The Department of Trade and Industry revealed its new policy to its panel of experts, the Age Advisory Group, last week, according to the Financial Times.
It will mean that workers over the age of 65 will be able to make redundancy claims in the same way as younger staff, although the levels of pay outs have not been confirmed.
Last December the Government set out its proposals to fulfil the European Employment Directive, which prohibits age discrimination in employment and vocational training.
The Government concluded that legislation, meant to come into force in 2006, should:
- Set a default retirement age of 65, but also create a right for employees to request working beyond a compulsory retirement age, which employers will have a duty to consider
- Closely monitor the appropriateness of keeping a retirement age, subjecting it to formal review five years from implementation.

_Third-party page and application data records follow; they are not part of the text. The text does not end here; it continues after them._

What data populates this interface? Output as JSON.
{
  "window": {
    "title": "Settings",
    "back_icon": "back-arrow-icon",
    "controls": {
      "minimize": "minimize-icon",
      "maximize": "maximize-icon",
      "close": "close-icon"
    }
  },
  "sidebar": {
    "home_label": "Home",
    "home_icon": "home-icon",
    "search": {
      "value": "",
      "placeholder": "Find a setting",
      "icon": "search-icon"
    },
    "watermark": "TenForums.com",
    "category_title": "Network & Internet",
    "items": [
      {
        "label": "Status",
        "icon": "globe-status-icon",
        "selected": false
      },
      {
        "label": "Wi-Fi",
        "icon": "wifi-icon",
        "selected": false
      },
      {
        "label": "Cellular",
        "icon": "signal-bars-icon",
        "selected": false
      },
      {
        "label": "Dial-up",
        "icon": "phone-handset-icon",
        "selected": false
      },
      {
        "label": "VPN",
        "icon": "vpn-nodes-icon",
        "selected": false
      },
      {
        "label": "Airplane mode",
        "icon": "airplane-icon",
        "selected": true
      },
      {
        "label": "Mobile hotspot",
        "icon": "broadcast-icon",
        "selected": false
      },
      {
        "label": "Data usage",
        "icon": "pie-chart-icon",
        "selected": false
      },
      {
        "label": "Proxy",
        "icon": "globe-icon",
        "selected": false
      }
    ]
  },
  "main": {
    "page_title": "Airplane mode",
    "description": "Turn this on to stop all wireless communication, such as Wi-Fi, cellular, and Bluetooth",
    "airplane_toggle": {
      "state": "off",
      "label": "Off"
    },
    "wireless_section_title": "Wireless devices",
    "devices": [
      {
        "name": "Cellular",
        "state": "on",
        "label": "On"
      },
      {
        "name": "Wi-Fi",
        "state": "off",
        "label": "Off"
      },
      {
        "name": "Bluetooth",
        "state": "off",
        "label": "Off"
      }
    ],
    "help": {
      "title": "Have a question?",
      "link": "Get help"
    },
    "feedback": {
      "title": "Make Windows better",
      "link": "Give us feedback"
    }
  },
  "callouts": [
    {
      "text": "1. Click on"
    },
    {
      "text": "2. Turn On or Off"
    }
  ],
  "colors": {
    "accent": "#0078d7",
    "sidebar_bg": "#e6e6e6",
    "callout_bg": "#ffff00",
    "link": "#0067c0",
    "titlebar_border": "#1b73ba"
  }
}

Currently, employers can set whatever retirement age they like, with many workers being retired at 60 or even younger. But under these reforms retirement ages below 65 will be allowed only if they can be shown to be appropriate and necessary.